R. V. Nette

R. v. Nette, 3 S.C.R. 488, 2001 SCC 78, is a leading Supreme Court of Canada decision on the standard for causation in criminal offences. The Court upheld the Smithers test for causation in a criminal charge for manslaughter or murder but held that the test for causation for second degree murder need not be expressed as "a contributing cause of death, outside the de minimis range". Instead, it would be more preferable to use positive terms such as "significant contributing cause". In the case of first degree murder under s. 231(5) of the Code (crime of domination), a jury must also consider the additional R. v. Harbottle "a substantial causation" standard but only after finding the accused guilty of murder.

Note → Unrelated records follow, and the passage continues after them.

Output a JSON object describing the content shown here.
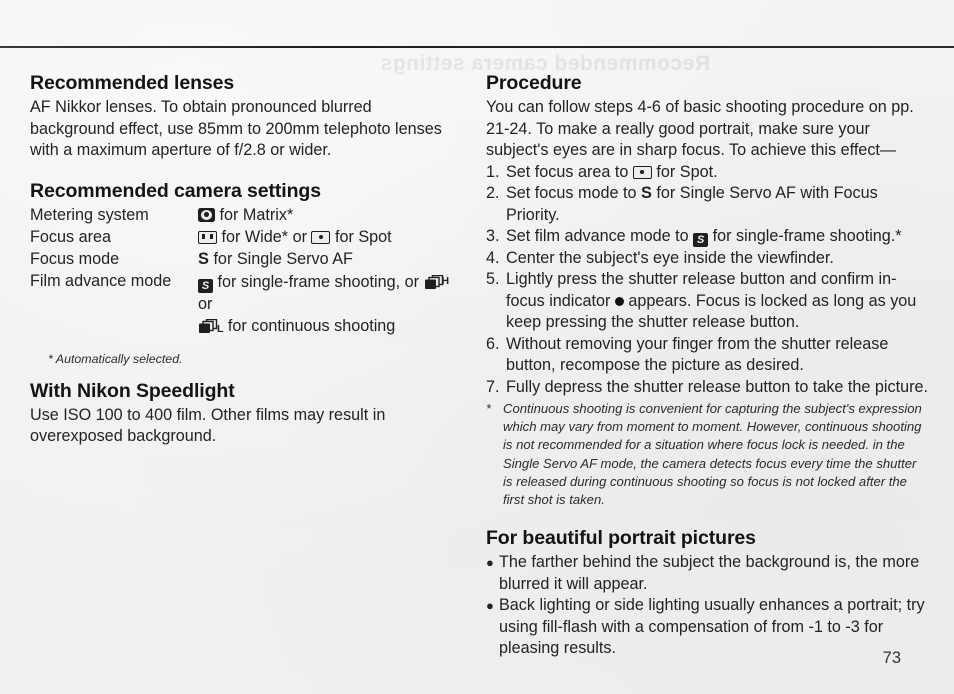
{
  "page": {
    "number": "73",
    "ghost_header": "Recommended camera settings"
  },
  "left_column": {
    "lenses": {
      "heading": "Recommended lenses",
      "body": "AF Nikkor lenses. To obtain pronounced blurred background effect, use 85mm to 200mm telephoto lenses with a maximum aperture of f/2.8 or wider."
    },
    "settings": {
      "heading": "Recommended camera settings",
      "rows": [
        {
          "label": "Metering system",
          "icon": "matrix-metering-icon",
          "value_text": "for Matrix*"
        },
        {
          "label": "Focus area",
          "icon": "wide-focus-area-icon",
          "value_text": "for Wide* or",
          "icon2": "spot-focus-area-icon",
          "value_text2": "for Spot"
        },
        {
          "label": "Focus mode",
          "icon": "letter-s",
          "value_text": "for Single Servo AF"
        },
        {
          "label": "Film advance mode",
          "icon": "single-frame-icon",
          "value_text": "for single-frame shooting, or",
          "icon2": "continuous-high-icon",
          "value_text2": "or",
          "continuation_icon": "continuous-low-icon",
          "continuation_text": "for continuous shooting"
        }
      ],
      "footnote": "* Automatically selected."
    },
    "speedlight": {
      "heading": "With Nikon Speedlight",
      "body": "Use ISO 100 to 400 film. Other films may result in overexposed background."
    }
  },
  "right_column": {
    "procedure": {
      "heading": "Procedure",
      "intro": "You can follow steps 4-6 of basic shooting procedure on pp. 21-24. To make a really good portrait, make sure your subject's eyes are in sharp focus. To achieve this effect—",
      "steps": [
        {
          "num": "1.",
          "before": "Set focus area to",
          "icon": "spot-focus-area-icon",
          "after": "for Spot."
        },
        {
          "num": "2.",
          "before": "Set focus mode to",
          "icon": "letter-s",
          "after": "for Single Servo AF with Focus Priority."
        },
        {
          "num": "3.",
          "before": "Set film advance mode to",
          "icon": "single-frame-icon",
          "after": "for single-frame shooting.*"
        },
        {
          "num": "4.",
          "before": "Center the subject's eye inside the viewfinder.",
          "icon": "",
          "after": ""
        },
        {
          "num": "5.",
          "before": "Lightly press the shutter release button and confirm in-focus indicator",
          "icon": "in-focus-dot-icon",
          "after": "appears. Focus is locked as long as you keep pressing the shutter release button."
        },
        {
          "num": "6.",
          "before": "Without removing your finger from the shutter release button, recompose the picture as desired.",
          "icon": "",
          "after": ""
        },
        {
          "num": "7.",
          "before": "Fully depress the shutter release button to take the picture.",
          "icon": "",
          "after": ""
        }
      ],
      "note_mark": "*",
      "note_text": "Continuous shooting is convenient for capturing the subject's expression which may vary from moment to moment. However, continuous shooting is not recommended for a situation where focus lock is needed. in the Single Servo AF mode, the camera detects focus every time the shutter is released during continuous shooting so focus is not locked after the first shot is taken."
    },
    "portrait_tips": {
      "heading": "For beautiful portrait pictures",
      "bullets": [
        "The farther behind the subject the background is, the more blurred it will appear.",
        "Back lighting or side lighting usually enhances a portrait; try using fill-flash with a compensation of from -1 to -3 for pleasing results."
      ]
    }
  }
}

Read more about R. V. Nette:  Background, Opinion of The Court, Concurring Opinion, See Also